Excerpts from an interface dataset
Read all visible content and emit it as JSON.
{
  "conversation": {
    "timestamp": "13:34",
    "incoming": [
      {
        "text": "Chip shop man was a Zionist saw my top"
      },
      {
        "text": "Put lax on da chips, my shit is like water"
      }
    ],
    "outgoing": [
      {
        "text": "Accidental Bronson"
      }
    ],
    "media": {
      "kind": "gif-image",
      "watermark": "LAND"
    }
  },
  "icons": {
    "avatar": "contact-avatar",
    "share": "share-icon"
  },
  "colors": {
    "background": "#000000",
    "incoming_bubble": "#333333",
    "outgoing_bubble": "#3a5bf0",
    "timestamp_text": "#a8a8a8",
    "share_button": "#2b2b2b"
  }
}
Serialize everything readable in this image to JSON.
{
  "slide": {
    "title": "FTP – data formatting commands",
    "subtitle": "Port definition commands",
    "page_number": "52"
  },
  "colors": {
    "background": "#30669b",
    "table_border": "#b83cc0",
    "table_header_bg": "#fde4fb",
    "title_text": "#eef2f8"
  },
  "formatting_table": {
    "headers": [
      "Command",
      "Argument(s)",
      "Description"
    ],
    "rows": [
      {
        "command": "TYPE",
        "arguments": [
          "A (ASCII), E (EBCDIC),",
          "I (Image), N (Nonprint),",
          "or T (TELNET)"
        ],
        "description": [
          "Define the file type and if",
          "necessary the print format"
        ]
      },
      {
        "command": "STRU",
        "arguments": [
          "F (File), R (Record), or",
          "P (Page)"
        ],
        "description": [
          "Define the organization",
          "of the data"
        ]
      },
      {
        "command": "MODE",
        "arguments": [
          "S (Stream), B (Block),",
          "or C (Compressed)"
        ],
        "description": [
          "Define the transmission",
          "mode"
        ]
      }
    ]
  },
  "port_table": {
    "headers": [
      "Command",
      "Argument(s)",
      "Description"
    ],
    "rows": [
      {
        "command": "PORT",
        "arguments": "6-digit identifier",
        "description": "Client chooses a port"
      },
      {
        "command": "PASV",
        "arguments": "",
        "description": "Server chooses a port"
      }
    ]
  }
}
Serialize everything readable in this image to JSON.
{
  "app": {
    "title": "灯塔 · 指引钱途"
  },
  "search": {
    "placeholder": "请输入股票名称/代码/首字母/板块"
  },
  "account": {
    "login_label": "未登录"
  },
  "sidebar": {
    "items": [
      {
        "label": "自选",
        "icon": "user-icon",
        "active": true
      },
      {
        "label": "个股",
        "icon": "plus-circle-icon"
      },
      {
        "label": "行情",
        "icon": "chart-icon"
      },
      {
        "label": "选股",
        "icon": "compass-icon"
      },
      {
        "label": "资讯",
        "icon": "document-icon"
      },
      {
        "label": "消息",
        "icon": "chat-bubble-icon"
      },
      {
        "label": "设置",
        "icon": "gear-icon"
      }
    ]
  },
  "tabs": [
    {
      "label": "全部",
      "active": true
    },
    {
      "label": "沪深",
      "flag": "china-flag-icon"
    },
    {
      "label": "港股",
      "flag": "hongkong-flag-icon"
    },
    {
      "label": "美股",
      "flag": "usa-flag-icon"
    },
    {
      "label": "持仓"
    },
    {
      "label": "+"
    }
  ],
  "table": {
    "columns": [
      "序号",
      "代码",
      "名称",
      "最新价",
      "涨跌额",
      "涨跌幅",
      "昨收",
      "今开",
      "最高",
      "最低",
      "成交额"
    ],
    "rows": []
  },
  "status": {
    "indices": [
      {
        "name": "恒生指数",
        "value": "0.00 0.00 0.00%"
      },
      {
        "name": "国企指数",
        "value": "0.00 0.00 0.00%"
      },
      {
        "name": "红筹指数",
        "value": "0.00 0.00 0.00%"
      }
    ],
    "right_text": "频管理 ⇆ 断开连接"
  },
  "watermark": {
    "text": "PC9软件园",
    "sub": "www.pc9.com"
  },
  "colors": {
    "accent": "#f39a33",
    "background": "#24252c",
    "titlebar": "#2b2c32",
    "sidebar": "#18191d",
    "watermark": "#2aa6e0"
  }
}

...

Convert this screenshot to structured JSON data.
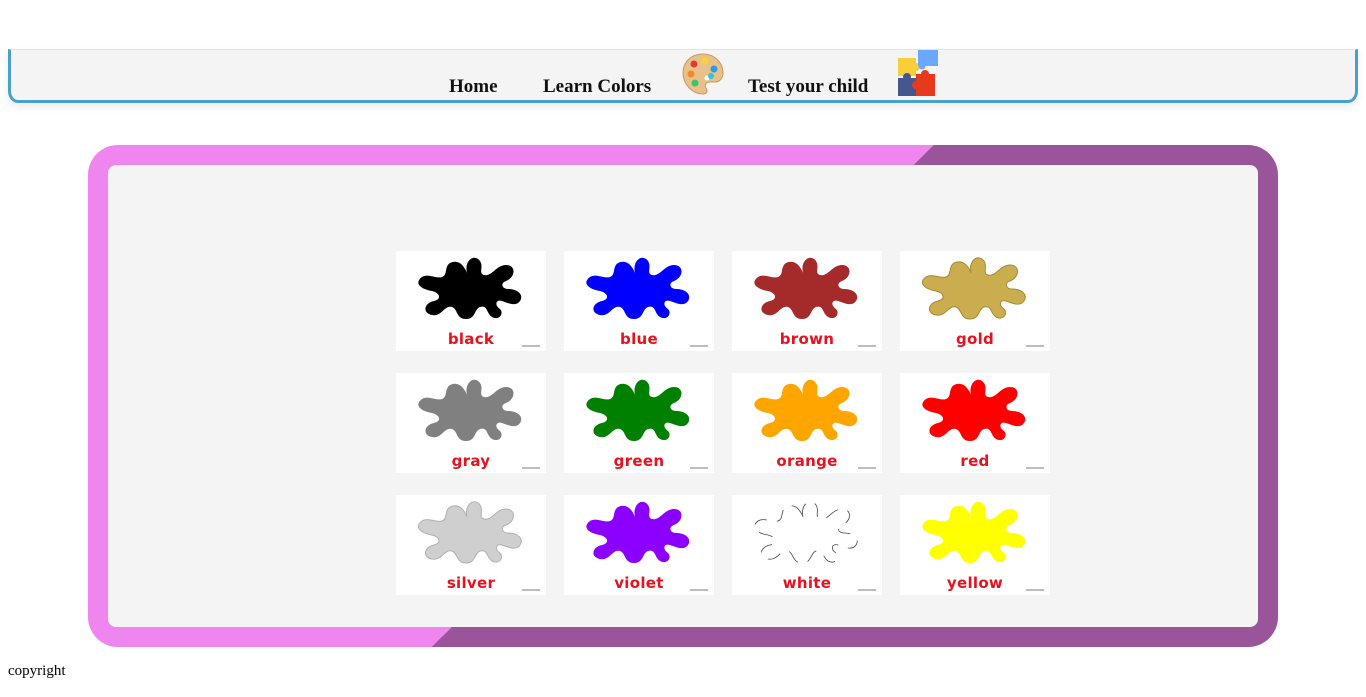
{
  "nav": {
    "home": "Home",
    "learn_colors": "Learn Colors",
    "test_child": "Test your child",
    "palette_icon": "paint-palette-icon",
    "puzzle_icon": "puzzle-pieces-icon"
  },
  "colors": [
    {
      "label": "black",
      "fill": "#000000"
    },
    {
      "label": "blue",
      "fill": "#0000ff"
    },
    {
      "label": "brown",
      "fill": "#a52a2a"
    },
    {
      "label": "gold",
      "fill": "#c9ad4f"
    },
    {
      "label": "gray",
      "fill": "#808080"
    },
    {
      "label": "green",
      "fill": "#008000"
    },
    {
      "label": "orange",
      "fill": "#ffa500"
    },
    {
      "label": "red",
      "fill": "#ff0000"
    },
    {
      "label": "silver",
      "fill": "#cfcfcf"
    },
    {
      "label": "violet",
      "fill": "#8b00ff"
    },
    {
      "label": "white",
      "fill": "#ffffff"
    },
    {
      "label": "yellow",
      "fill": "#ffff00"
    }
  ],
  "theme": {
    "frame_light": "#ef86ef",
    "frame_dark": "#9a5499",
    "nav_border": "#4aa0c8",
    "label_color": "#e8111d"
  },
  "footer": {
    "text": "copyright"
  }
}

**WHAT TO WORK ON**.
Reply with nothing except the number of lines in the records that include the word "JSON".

**EXPECTED ANSWER**.
4